Web page and app entries:
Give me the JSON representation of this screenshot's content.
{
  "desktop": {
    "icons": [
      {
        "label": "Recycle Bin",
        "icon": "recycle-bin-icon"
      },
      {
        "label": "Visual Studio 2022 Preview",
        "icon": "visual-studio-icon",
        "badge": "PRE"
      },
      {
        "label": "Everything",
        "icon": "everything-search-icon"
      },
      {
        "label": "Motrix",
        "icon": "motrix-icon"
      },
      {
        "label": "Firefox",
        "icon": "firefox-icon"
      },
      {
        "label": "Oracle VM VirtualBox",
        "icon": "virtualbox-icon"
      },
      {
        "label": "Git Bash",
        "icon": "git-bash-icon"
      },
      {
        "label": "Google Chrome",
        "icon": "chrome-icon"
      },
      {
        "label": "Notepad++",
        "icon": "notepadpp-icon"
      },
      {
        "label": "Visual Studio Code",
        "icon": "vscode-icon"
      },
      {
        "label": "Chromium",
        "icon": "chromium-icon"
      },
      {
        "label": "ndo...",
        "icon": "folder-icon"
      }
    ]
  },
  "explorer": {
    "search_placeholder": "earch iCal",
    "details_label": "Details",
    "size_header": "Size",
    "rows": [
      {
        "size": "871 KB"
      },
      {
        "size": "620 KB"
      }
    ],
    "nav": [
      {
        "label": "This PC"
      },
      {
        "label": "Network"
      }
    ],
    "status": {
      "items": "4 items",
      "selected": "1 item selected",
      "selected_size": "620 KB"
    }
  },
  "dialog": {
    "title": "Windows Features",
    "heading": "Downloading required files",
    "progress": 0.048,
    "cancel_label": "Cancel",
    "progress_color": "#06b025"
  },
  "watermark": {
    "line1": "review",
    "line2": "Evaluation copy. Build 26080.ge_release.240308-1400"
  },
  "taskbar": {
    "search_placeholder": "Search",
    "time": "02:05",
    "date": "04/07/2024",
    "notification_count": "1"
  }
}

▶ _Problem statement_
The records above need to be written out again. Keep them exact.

▶ _Solution_
Give me the JSON representation of this screenshot's content.
{
  "desktop": {
    "icons": [
      {
        "label": "Recycle Bin",
        "icon": "recycle-bin-icon"
      },
      {
        "label": "Visual Studio 2022 Preview",
        "icon": "visual-studio-icon",
        "badge": "PRE"
      },
      {
        "label": "Everything",
        "icon": "everything-search-icon"
      },
      {
        "label": "Motrix",
        "icon": "motrix-icon"
      },
      {
        "label": "Firefox",
        "icon": "firefox-icon"
      },
      {
        "label": "Oracle VM VirtualBox",
        "icon": "virtualbox-icon"
      },
      {
        "label": "Git Bash",
        "icon": "git-bash-icon"
      },
      {
        "label": "Google Chrome",
        "icon": "chrome-icon"
      },
      {
        "label": "Notepad++",
        "icon": "notepadpp-icon"
      },
      {
        "label": "Visual Studio Code",
        "icon": "vscode-icon"
      },
      {
        "label": "Chromium",
        "icon": "chromium-icon"
      },
      {
        "label": "ndo...",
        "icon": "folder-icon"
      }
    ]
  },
  "explorer": {
    "search_placeholder": "earch iCal",
    "details_label": "Details",
    "size_header": "Size",
    "rows": [
      {
        "size": "871 KB"
      },
      {
        "size": "620 KB"
      }
    ],
    "nav": [
      {
        "label": "This PC"
      },
      {
        "label": "Network"
      }
    ],
    "status": {
      "items": "4 items",
      "selected": "1 item selected",
      "selected_size": "620 KB"
    }
  },
  "dialog": {
    "title": "Windows Features",
    "heading": "Downloading required files",
    "progress": 0.048,
    "cancel_label": "Cancel",
    "progress_color": "#06b025"
  },
  "watermark": {
    "line1": "review",
    "line2": "Evaluation copy. Build 26080.ge_release.240308-1400"
  },
  "taskbar": {
    "search_placeholder": "Search",
    "time": "02:05",
    "date": "04/07/2024",
    "notification_count": "1"
  }
}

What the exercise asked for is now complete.